■ WORK ORDER ■
For the records below, tally the lines that include the word "士为知己" and give only the tally.

■ DATA FOR PROCESSING ■
********

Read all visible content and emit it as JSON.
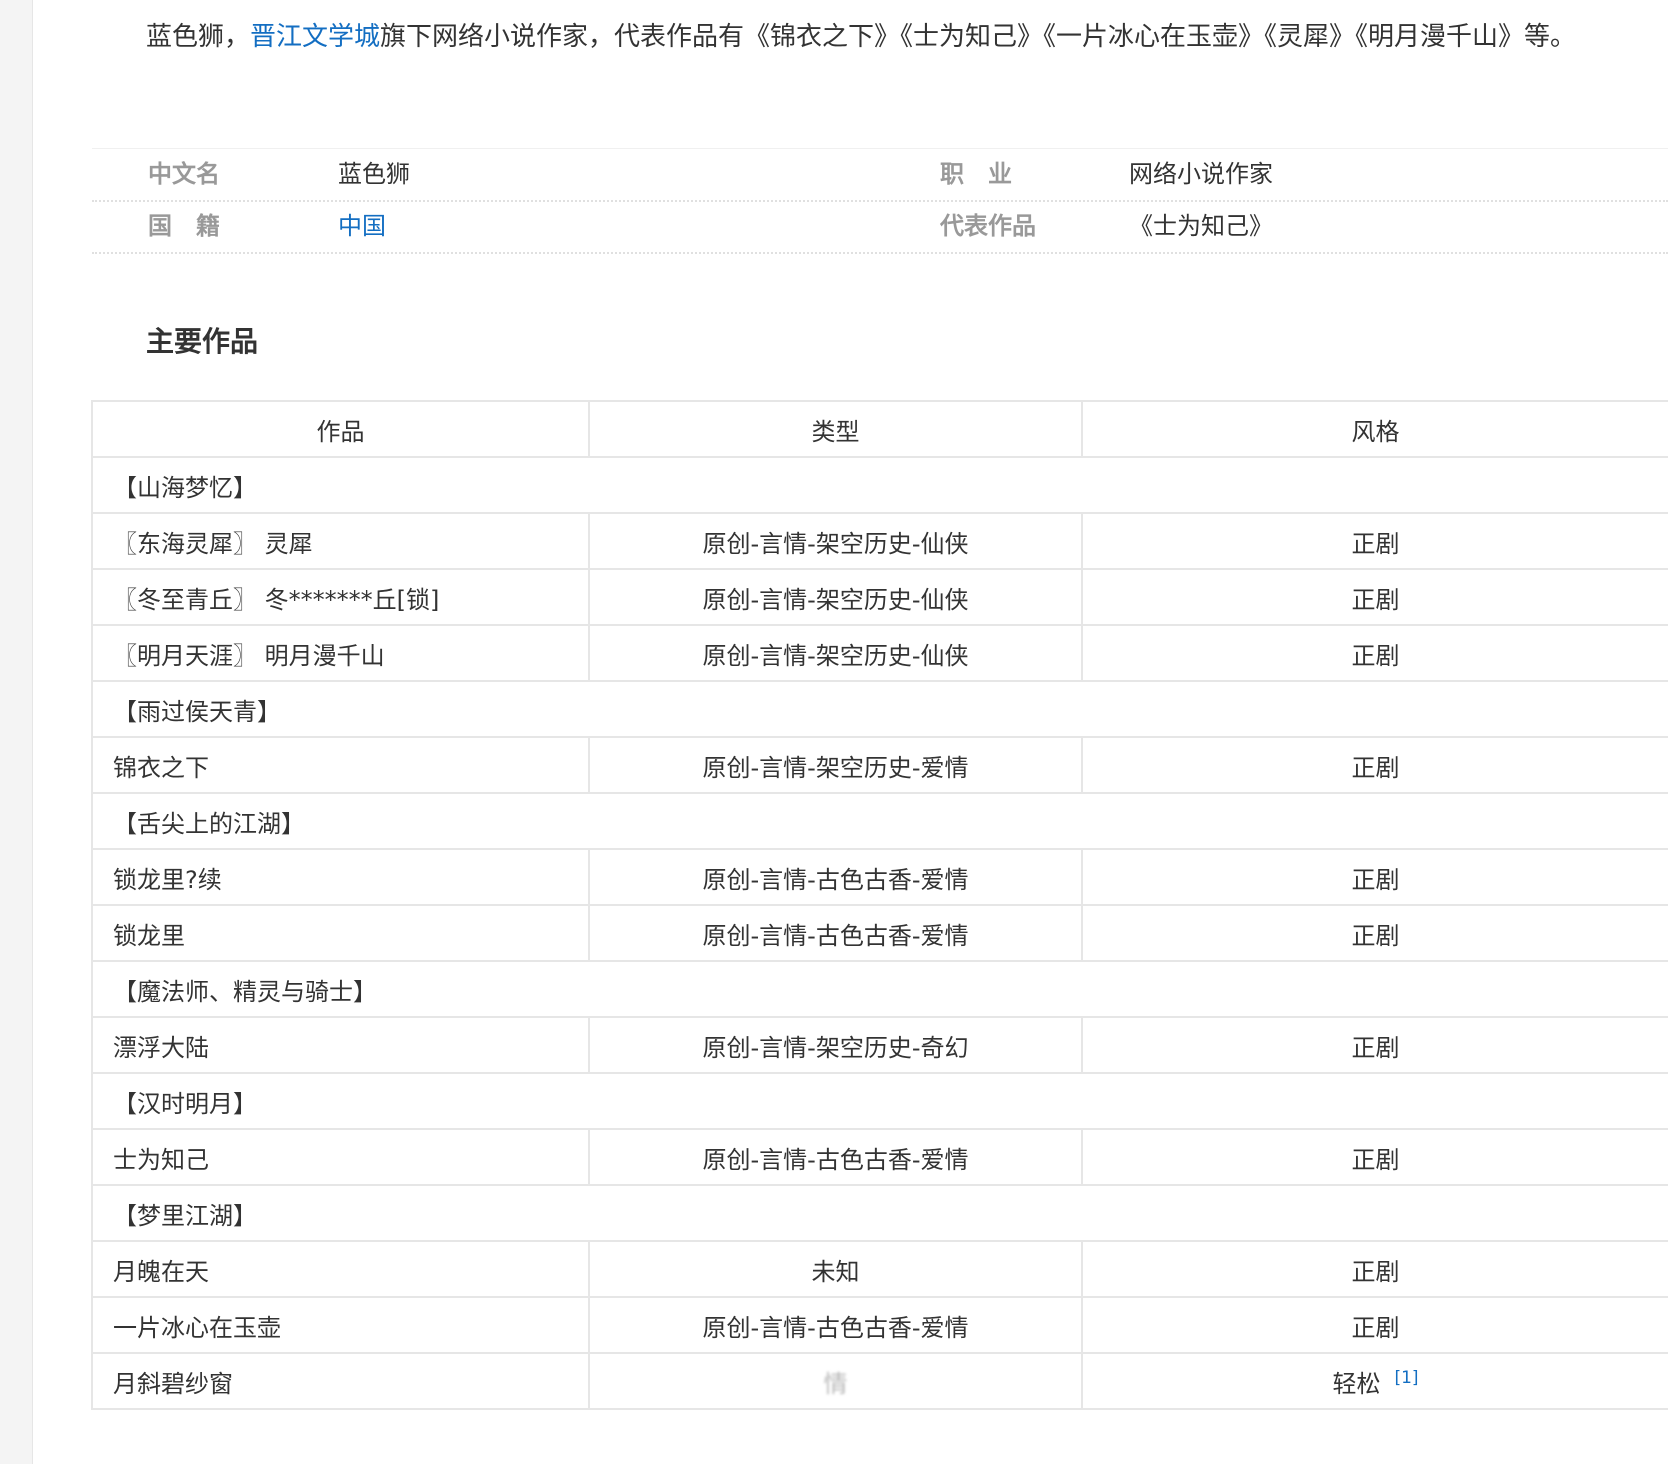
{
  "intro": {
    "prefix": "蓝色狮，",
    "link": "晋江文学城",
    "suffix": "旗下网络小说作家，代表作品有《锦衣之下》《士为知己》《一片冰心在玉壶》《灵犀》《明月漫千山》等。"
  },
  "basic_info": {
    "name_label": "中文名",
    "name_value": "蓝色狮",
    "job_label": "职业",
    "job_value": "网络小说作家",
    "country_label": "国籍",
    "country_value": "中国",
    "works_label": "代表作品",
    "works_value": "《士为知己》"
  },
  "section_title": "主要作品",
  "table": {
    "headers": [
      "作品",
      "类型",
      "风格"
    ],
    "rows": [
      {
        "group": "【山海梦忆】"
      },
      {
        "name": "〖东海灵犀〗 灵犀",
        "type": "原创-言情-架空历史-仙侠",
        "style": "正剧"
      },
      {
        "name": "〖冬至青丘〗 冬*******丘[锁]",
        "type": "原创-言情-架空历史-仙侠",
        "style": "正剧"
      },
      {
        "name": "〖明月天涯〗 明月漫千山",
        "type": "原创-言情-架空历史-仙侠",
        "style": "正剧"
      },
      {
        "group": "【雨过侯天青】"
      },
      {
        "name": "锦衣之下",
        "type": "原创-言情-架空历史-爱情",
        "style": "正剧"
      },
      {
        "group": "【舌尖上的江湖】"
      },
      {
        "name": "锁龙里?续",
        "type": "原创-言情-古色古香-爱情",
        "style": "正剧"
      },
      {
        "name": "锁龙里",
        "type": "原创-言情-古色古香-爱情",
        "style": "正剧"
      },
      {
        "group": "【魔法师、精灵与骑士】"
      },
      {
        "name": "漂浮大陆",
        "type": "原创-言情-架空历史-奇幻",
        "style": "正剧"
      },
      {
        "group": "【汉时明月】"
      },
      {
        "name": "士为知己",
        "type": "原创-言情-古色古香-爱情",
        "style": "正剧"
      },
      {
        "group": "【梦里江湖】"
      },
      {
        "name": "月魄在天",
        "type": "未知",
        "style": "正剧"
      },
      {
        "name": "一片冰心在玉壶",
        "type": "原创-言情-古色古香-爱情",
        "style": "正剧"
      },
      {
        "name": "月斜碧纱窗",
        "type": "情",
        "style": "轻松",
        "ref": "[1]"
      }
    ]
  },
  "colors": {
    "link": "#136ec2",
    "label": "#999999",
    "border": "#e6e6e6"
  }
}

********

■ RESPONSE FOR THIS EXERCISE ■
3